▸ **Problem to work on**:
Identify all lines in the listing that include the word "value", and copy them out.

[Working data]

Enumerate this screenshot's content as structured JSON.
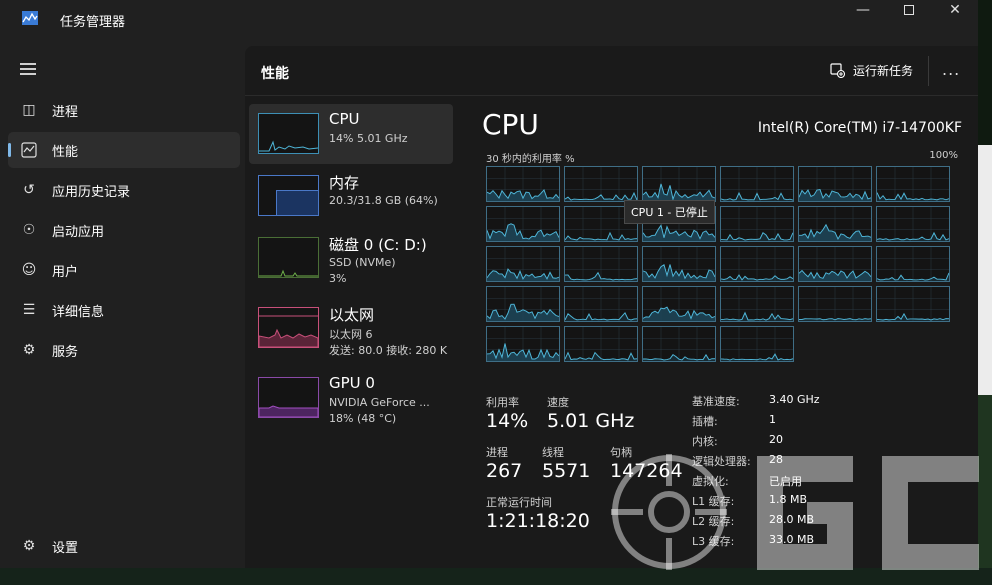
{
  "window": {
    "title": "任务管理器"
  },
  "nav": {
    "items": [
      {
        "label": "进程",
        "icon": "processes-icon"
      },
      {
        "label": "性能",
        "icon": "performance-icon",
        "active": true
      },
      {
        "label": "应用历史记录",
        "icon": "app-history-icon"
      },
      {
        "label": "启动应用",
        "icon": "startup-apps-icon"
      },
      {
        "label": "用户",
        "icon": "users-icon"
      },
      {
        "label": "详细信息",
        "icon": "details-icon"
      },
      {
        "label": "服务",
        "icon": "services-icon"
      }
    ],
    "settings_label": "设置"
  },
  "header": {
    "title": "性能",
    "new_task_label": "运行新任务",
    "more_label": "..."
  },
  "resources": [
    {
      "name": "CPU",
      "lines": [
        "14% 5.01 GHz"
      ],
      "color": "#3d8fb5"
    },
    {
      "name": "内存",
      "lines": [
        "20.3/31.8 GB (64%)"
      ],
      "color": "#4a78c8"
    },
    {
      "name": "磁盘 0 (C: D:)",
      "lines": [
        "SSD (NVMe)",
        "3%"
      ],
      "color": "#6fb14a"
    },
    {
      "name": "以太网",
      "lines": [
        "以太网 6",
        "发送: 80.0  接收: 280 K"
      ],
      "color": "#c8507a"
    },
    {
      "name": "GPU 0",
      "lines": [
        "NVIDIA GeForce ...",
        "18% (48 °C)"
      ],
      "color": "#a24fc2"
    }
  ],
  "detail": {
    "title": "CPU",
    "model": "Intel(R) Core(TM) i7-14700KF",
    "util_label": "30 秒内的利用率 %",
    "util_max": "100%",
    "tooltip": "CPU 1 - 已停止",
    "stats": {
      "utilization_label": "利用率",
      "utilization": "14%",
      "speed_label": "速度",
      "speed": "5.01 GHz",
      "processes_label": "进程",
      "processes": "267",
      "threads_label": "线程",
      "threads": "5571",
      "handles_label": "句柄",
      "handles": "147264",
      "uptime_label": "正常运行时间",
      "uptime": "1:21:18:20"
    },
    "specs": [
      {
        "key": "基准速度:",
        "value": "3.40 GHz"
      },
      {
        "key": "插槽:",
        "value": "1"
      },
      {
        "key": "内核:",
        "value": "20"
      },
      {
        "key": "逻辑处理器:",
        "value": "28"
      },
      {
        "key": "虚拟化:",
        "value": "已启用"
      },
      {
        "key": "L1 缓存:",
        "value": "1.8 MB"
      },
      {
        "key": "L2 缓存:",
        "value": "28.0 MB"
      },
      {
        "key": "L3 缓存:",
        "value": "33.0 MB"
      }
    ]
  },
  "colors": {
    "accent": "#7fb8e8",
    "cpu_line": "#4fb6d8",
    "cell_border": "#3f6e86"
  }
}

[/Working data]

▸ **Answer box**:
        "value": "3.40 GHz"
        "value": "1"
        "value": "20"
        "value": "28"
        "value": "已启用"
        "value": "1.8 MB"
        "value": "28.0 MB"
        "value": "33.0 MB"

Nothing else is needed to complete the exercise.